Boulder’s Best Kept Secret: Hessie Trailhead
You are a devout outdoorsman or outdoorswoman and nothing less than apocalyptic plague of locust would stop you from racing up mountains, rambling through rivers, or taking Zibeon, your falcon, out for a jaunt. A great place to start is at the Hessie Trailhead, which leads into the Indian Peaks Wilderness, no matter your level of outdoorsy-ness. I list several hike options below ranging from easy to difficult.
- First Waterfalls on Middle Boulder Creek: A very short hike from the actual trailhead, and just over 0.6 mile from parking along the easy access road, you can access the Boulder Creek which hosts Rainbow Trout fishing and a beautiful view. After walking over the bridge on the creek, walk past the trailhead and continue until coming to a very obvious fork. (There are several small social trails, along the main trail, but this one will be larger and more obvious). Head to your left for the waterfalls. You will pass an old abandoned log cabin on the way to the falls and soon after there the beautiful falls will be.

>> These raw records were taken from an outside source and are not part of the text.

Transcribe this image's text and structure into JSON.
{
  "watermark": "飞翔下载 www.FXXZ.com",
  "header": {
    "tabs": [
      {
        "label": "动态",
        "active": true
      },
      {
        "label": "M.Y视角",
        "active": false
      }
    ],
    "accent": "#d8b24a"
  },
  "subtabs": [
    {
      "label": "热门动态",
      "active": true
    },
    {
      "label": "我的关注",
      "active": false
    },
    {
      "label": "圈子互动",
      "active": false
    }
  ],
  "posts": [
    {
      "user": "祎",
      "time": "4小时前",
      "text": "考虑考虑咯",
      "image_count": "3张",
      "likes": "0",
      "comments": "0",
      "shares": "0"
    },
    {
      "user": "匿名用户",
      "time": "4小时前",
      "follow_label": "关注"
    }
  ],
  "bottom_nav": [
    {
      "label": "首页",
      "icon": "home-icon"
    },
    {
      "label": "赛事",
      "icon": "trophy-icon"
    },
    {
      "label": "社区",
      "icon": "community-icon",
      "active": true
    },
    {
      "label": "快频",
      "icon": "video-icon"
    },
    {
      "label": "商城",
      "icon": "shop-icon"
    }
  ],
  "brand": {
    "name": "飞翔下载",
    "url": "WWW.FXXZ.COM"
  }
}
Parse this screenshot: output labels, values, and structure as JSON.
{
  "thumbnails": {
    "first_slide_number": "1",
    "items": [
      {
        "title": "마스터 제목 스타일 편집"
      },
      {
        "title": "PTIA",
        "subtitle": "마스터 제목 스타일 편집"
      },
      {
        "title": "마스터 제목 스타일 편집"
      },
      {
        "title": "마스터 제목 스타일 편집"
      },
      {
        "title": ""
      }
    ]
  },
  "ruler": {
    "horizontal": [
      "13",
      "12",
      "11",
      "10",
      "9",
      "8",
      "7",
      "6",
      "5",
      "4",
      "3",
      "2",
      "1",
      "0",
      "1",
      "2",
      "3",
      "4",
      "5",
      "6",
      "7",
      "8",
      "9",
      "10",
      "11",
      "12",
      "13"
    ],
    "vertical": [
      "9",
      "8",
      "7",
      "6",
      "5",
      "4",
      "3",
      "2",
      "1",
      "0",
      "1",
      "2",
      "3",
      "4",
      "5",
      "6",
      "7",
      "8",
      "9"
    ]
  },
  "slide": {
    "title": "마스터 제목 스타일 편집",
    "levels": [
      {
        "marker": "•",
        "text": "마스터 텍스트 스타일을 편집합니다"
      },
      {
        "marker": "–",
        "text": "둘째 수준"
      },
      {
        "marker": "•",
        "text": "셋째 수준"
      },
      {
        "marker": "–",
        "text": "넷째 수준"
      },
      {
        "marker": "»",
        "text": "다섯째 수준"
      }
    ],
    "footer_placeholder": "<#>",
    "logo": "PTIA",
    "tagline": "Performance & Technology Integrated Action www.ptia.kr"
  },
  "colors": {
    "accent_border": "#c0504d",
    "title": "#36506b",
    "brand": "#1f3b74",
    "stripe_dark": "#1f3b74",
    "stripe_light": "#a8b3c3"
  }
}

- Short Hike to Scenic landscapes: Simply following the main trail (right at the fork) will lead you to a valley where the trail opens up to great views. While the leaves have mostly dropped now, this is beautiful view in the fall. Once you get back into thicker woods there won’t be any sprawling views for a while. This trail is pretty much all up hill but not too rocky and is fairly wide.
- Middle Boulder Creek Hike: The distance is 1.2 miles from the fork of the trail (go left) to the next intersection of the creek and main trail just before Lost Lake. This is moderate because of the uneven and terrain and less obvious path to take. Continue hiking past the waterfalls. This is a popular rout for anglers who plop down every few hundred yards to try their luck once more.
- Lost Lake: This hike is 1.75 miles from the trailhead (total of 2.35 miles from the low-clearance vehicle parking). It is all uphill and the trail narrows to singletrack after the second bridge across Middle Boulder Creek. The lake hosts several camping spots (Indian Peaks Wilderness camping is by permit only) and fishing. This out and back trail means its total of 4.7 miles.
- Woodland Lake or Skyscraper Reservoir: 5.4 or 5.8 miles one way (respectively) from low clearance vehicle parking. These hikes are through pristine wilderness and gain some elevation from starting at about 9000 ft at the trailhead to about 11,000 ft. I would expect snow at this time of year. Dayhike or get a permit for camping.
- Jasper Lake or Devil’s Thumb Lake: This is a 6.5 or 7.5 mile hike (respectively) one way from the low clearance vehicle parking. There are camping spots at Jasper lake (sitting at 10,800 ft) to make this into a full backpacking experience.
- Big Loop Back Packing Hike: From the Hessie Trailhead you can take the Devil’s Thumb Pass Trail to the Continental Divide on the High Lonesome trails back on the King Lake Trail for a total of a round 16 miles. This is sure to be chilly and without proper gear is not recommended at this time of year.
Directions to Trailhead: Hessie Trailhead is located near Nederland. Continue towards Eldora Ski Resort, drive past it, then through the tiny town of Eldora which will soon turn into a dirt road. Follow the road until you end up at the port-a-potties and a sign for Hessie Trailhead and 4th of July Trailhead. You Can park on the road (be very aware of no parking signs, as tickets are given out). During the summer, on weekends to avoid parking issues there is a free shuttle from the Nederland High School. If you have a 4 Wheel Drive vehicle with high clearance you may choose to drive along the jeep road the 0.6 mile to the actual start of the trailhead where there are about 4 parking spots. There is a nice short trail through the woods if you do not want to walk along the water logged jeep road to the trailhead.